In contrast, proactive data monitoring and analysis — present in only 36.7 percent of Canadian fraud cases — is the most effective control, reducing fraud losses by 60 percent and fraud longevity by 50 percent.
Note that the median duration for all types of fraud schemes is 18 months before detection. But the faster fraud is discovered, the less financial damage usually occurs.
More than half of fraudsters in Canada are employees, but fraud committed by owners and managers causes substantially more damage. It typically takes two years for owners to be caught, since they can more easily circumvent controls.
Best Practices for Reducing Fraud
The ACFE offers several recommendations for fraud reduction:
Use proactive detection. Fraud tip hotlines, management review procedures, internal audits and employee monitoring mechanisms work. Surprise audits, a dedicated fraud team, and formal fraud risk assessments are also powerful fraud reducers.

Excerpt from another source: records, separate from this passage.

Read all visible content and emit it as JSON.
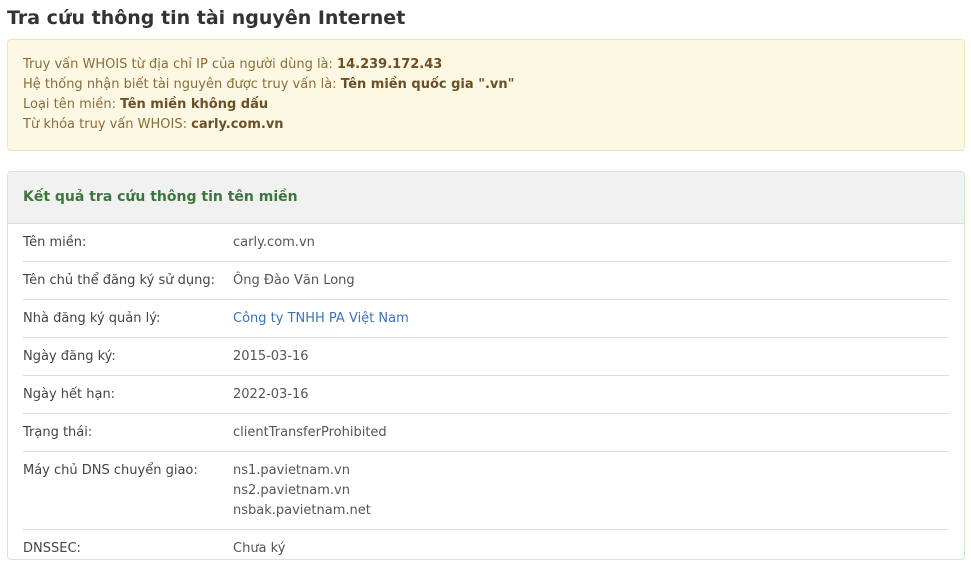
{
  "page_title": "Tra cứu thông tin tài nguyên Internet",
  "info": {
    "ip_label": "Truy vấn WHOIS từ địa chỉ IP của người dùng là: ",
    "ip_value": "14.239.172.43",
    "resource_label": "Hệ thống nhận biết tài nguyên được truy vấn là: ",
    "resource_value": "Tên miền quốc gia \".vn\"",
    "domain_type_label": "Loại tên miền: ",
    "domain_type_value": "Tên miền không dấu",
    "keyword_label": "Từ khóa truy vấn WHOIS: ",
    "keyword_value": "carly.com.vn"
  },
  "panel": {
    "title": "Kết quả tra cứu thông tin tên miền",
    "rows": [
      {
        "label": "Tên miền:",
        "value": "carly.com.vn"
      },
      {
        "label": "Tên chủ thể đăng ký sử dụng:",
        "value": "Ông Đào Văn Long"
      },
      {
        "label": "Nhà đăng ký quản lý:",
        "value": "Công ty TNHH PA Việt Nam"
      },
      {
        "label": "Ngày đăng ký:",
        "value": "2015-03-16"
      },
      {
        "label": "Ngày hết hạn:",
        "value": "2022-03-16"
      },
      {
        "label": "Trạng thái:",
        "value": "clientTransferProhibited"
      },
      {
        "label": "Máy chủ DNS chuyển giao:",
        "values": [
          "ns1.pavietnam.vn",
          "ns2.pavietnam.vn",
          "nsbak.pavietnam.net"
        ]
      },
      {
        "label": "DNSSEC:",
        "value": "Chưa ký"
      }
    ]
  }
}
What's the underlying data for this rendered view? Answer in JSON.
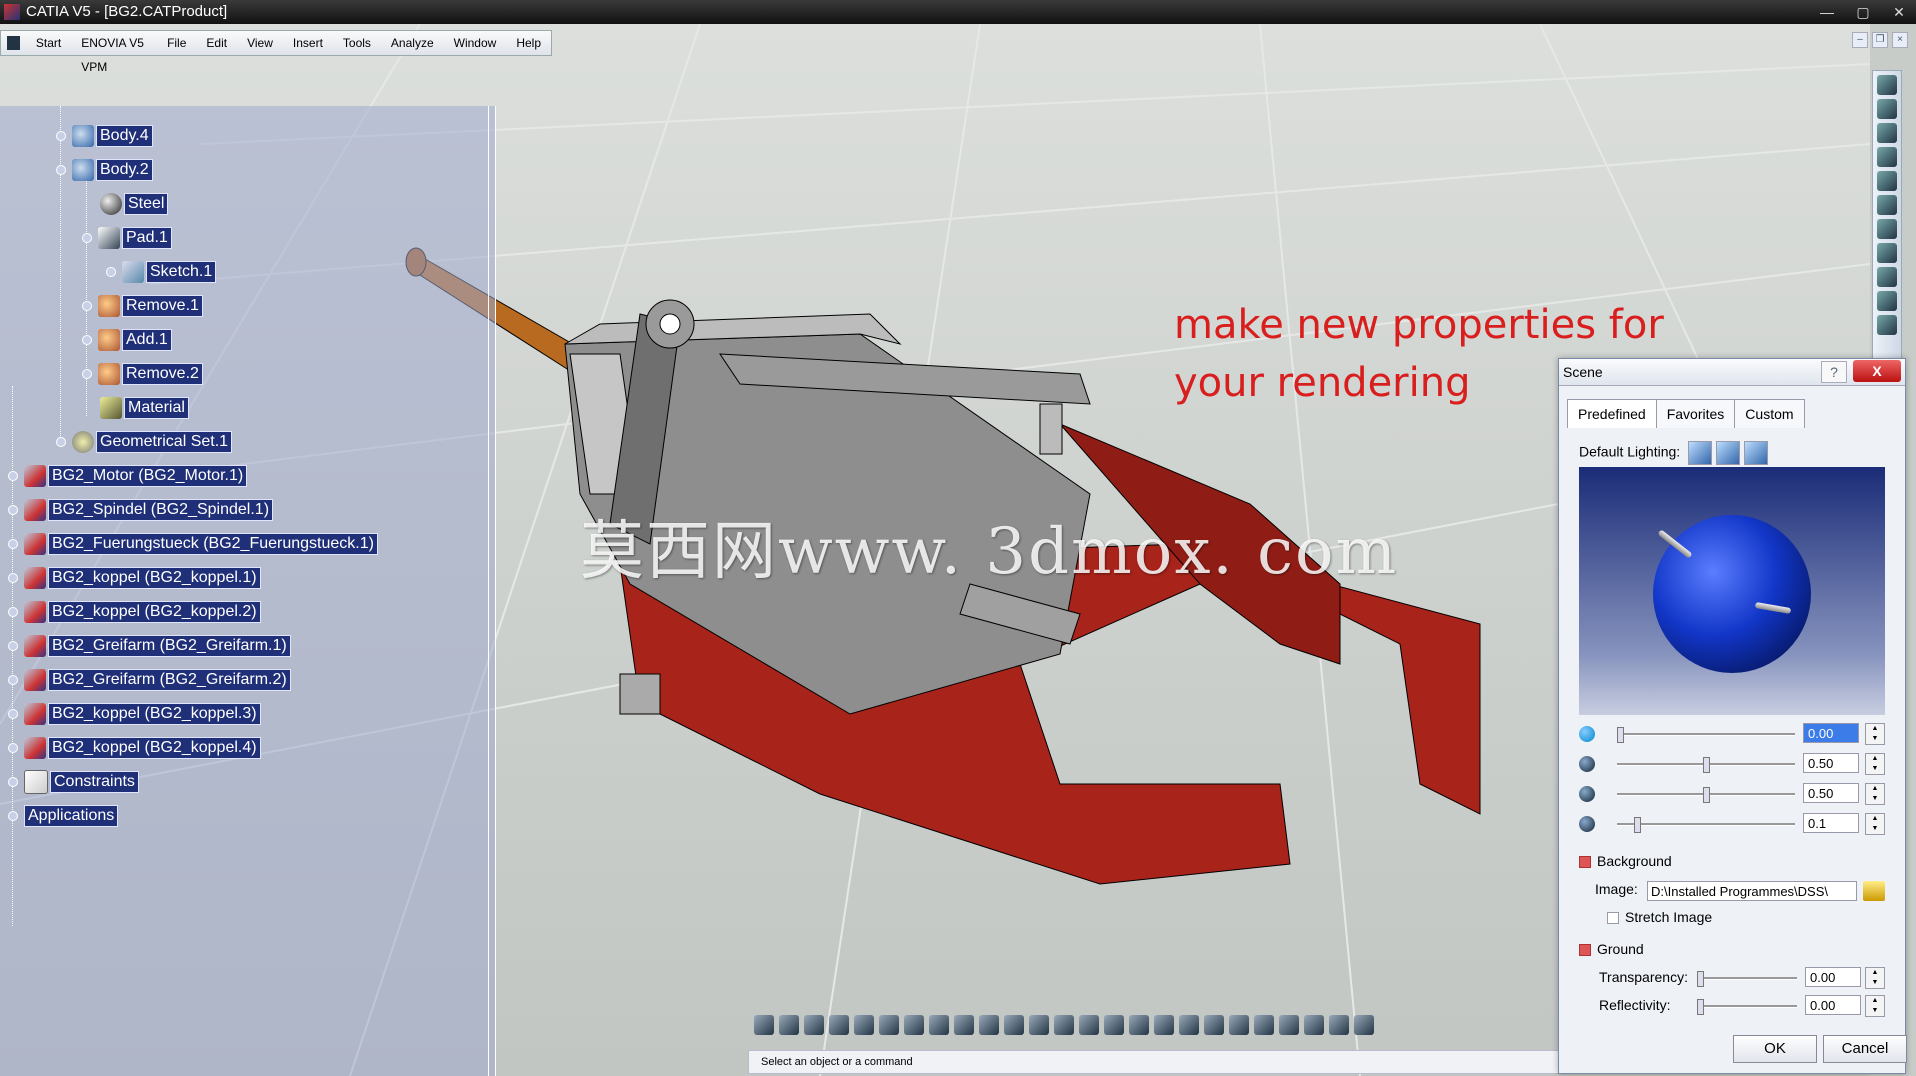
{
  "window": {
    "title": "CATIA V5 - [BG2.CATProduct]",
    "controls": [
      "—",
      "▢",
      "✕"
    ]
  },
  "menu": [
    "Start",
    "ENOVIA V5 VPM",
    "File",
    "Edit",
    "View",
    "Insert",
    "Tools",
    "Analyze",
    "Window",
    "Help"
  ],
  "tree": {
    "items": [
      {
        "label": "Body.4",
        "icon": "body-icon"
      },
      {
        "label": "Body.2",
        "icon": "body-icon"
      },
      {
        "label": "Steel",
        "icon": "material-sphere-icon"
      },
      {
        "label": "Pad.1",
        "icon": "pad-icon"
      },
      {
        "label": "Sketch.1",
        "icon": "sketch-icon"
      },
      {
        "label": "Remove.1",
        "icon": "boolean-icon"
      },
      {
        "label": "Add.1",
        "icon": "boolean-icon"
      },
      {
        "label": "Remove.2",
        "icon": "boolean-icon"
      },
      {
        "label": "Material",
        "icon": "material-icon"
      },
      {
        "label": "Geometrical Set.1",
        "icon": "geometrical-set-icon"
      },
      {
        "label": "BG2_Motor (BG2_Motor.1)",
        "icon": "part-icon"
      },
      {
        "label": "BG2_Spindel (BG2_Spindel.1)",
        "icon": "part-icon"
      },
      {
        "label": "BG2_Fuerungstueck (BG2_Fuerungstueck.1)",
        "icon": "part-icon"
      },
      {
        "label": "BG2_koppel (BG2_koppel.1)",
        "icon": "part-icon"
      },
      {
        "label": "BG2_koppel (BG2_koppel.2)",
        "icon": "part-icon"
      },
      {
        "label": "BG2_Greifarm (BG2_Greifarm.1)",
        "icon": "part-icon"
      },
      {
        "label": "BG2_Greifarm (BG2_Greifarm.2)",
        "icon": "part-icon"
      },
      {
        "label": "BG2_koppel (BG2_koppel.3)",
        "icon": "part-icon"
      },
      {
        "label": "BG2_koppel (BG2_koppel.4)",
        "icon": "part-icon"
      },
      {
        "label": "Constraints",
        "icon": "constraints-icon"
      },
      {
        "label": "Applications",
        "icon": ""
      }
    ]
  },
  "annotation": {
    "line1": "make new properties for",
    "line2": "your rendering"
  },
  "watermark": "莫西网www. 3dmox. com",
  "status": "Select an object or a command",
  "scene_dialog": {
    "title": "Scene",
    "help": "?",
    "close": "X",
    "tabs": [
      "Predefined",
      "Favorites",
      "Custom"
    ],
    "default_lighting_label": "Default Lighting:",
    "sliders": [
      {
        "value": "0.00",
        "level": 0.0
      },
      {
        "value": "0.50",
        "level": 0.5
      },
      {
        "value": "0.50",
        "level": 0.5
      },
      {
        "value": "0.1",
        "level": 0.1
      }
    ],
    "background_label": "Background",
    "image_label": "Image:",
    "image_path": "D:\\Installed Programmes\\DSS\\",
    "stretch_label": "Stretch Image",
    "ground_label": "Ground",
    "transparency_label": "Transparency:",
    "transparency_value": "0.00",
    "transparency_level": 0.0,
    "reflectivity_label": "Reflectivity:",
    "reflectivity_value": "0.00",
    "reflectivity_level": 0.0,
    "ok": "OK",
    "cancel": "Cancel"
  },
  "colors": {
    "tree_label_bg": "#1f2f78",
    "annotation": "#d91e1e",
    "gripper_red": "#a8231a",
    "preview_sphere": "#1236c8"
  }
}
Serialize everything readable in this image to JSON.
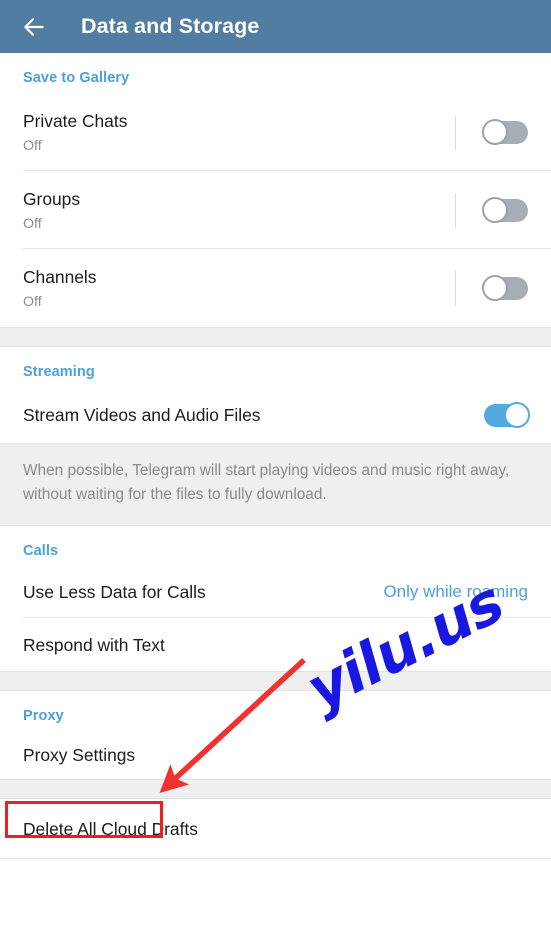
{
  "toolbar": {
    "back_icon": "arrow-left-icon",
    "title": "Data and Storage"
  },
  "sections": {
    "save_to_gallery": {
      "header": "Save to Gallery",
      "rows": [
        {
          "title": "Private Chats",
          "subtitle": "Off",
          "toggle": "off"
        },
        {
          "title": "Groups",
          "subtitle": "Off",
          "toggle": "off"
        },
        {
          "title": "Channels",
          "subtitle": "Off",
          "toggle": "off"
        }
      ]
    },
    "streaming": {
      "header": "Streaming",
      "row": {
        "title": "Stream Videos and Audio Files",
        "toggle": "on"
      },
      "info": "When possible, Telegram will start playing videos and music right away, without waiting for the files to fully download."
    },
    "calls": {
      "header": "Calls",
      "rows": [
        {
          "title": "Use Less Data for Calls",
          "value": "Only while roaming"
        },
        {
          "title": "Respond with Text",
          "value": ""
        }
      ]
    },
    "proxy": {
      "header": "Proxy",
      "rows": [
        {
          "title": "Proxy Settings"
        }
      ]
    },
    "drafts": {
      "rows": [
        {
          "title": "Delete All Cloud Drafts"
        }
      ]
    }
  },
  "annotations": {
    "watermark_text": "yilu.us",
    "watermark_color": "#1818e0",
    "highlight_color": "#f01e20"
  },
  "colors": {
    "toolbar": "#517da2",
    "accent_blue": "#4a9fe0",
    "toggle_on": "#54aade",
    "toggle_off": "#a6adb4",
    "band_gray": "#efefef"
  }
}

Create a no-fraud climate. Written anti-fraud policies, formal management review procedures and anti-fraud staff training are among the no- and low-cost steps recommended by the ACFE to reduce vulnerability to fraud.
Look for fraudulent behaviour. Most perpetrators work for their company for a long time before the fraud begins. Be aware of the red flags shown by many fraudsters, such as experiencing financial troubles, living beyond their means, and never taking vacations.
Remember, a zero tolerance approach to fraud starts at the top. Model good behaviour for your employees by implementing fraud prevention policies and controls and following them to the letter.
Let us help you reduce the likelihood of fraud in your business by assessing your internal controls and fraud detection tactics. Contact a DJB professional today for more information.